(Items from an interface collection)
────

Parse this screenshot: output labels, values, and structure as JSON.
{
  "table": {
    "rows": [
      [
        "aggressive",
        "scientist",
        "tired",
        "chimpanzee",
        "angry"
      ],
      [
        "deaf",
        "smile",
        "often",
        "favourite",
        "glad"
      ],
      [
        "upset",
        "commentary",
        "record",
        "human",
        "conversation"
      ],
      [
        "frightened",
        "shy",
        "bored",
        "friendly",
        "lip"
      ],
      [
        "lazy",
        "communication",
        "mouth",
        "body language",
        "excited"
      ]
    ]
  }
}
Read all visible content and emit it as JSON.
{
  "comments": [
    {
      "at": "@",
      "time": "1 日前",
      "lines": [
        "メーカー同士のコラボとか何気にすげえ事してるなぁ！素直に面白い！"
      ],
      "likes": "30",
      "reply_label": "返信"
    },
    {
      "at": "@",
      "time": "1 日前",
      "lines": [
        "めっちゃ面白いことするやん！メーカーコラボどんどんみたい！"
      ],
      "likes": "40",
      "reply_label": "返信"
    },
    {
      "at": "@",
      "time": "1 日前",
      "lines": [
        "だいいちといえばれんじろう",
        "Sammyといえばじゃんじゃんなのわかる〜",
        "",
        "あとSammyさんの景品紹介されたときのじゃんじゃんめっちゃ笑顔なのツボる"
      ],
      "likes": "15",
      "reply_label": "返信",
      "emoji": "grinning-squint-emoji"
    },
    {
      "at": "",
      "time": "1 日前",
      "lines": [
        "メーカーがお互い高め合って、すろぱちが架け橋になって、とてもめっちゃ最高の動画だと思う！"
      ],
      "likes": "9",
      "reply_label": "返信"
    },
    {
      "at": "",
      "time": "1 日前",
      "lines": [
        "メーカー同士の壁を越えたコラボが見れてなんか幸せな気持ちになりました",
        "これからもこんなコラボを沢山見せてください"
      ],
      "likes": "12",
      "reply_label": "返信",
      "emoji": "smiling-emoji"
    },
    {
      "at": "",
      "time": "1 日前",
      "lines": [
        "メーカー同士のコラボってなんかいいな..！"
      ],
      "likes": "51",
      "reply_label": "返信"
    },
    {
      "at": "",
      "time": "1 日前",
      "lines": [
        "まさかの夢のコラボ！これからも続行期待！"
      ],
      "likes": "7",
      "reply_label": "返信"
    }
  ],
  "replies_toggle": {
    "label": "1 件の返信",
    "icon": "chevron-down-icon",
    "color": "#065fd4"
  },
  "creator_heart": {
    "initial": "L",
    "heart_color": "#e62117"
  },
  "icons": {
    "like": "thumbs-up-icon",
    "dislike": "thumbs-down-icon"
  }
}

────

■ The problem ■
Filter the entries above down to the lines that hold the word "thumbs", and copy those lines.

■ Answer to this problem ■
    "like": "thumbs-up-icon",
    "dislike": "thumbs-down-icon"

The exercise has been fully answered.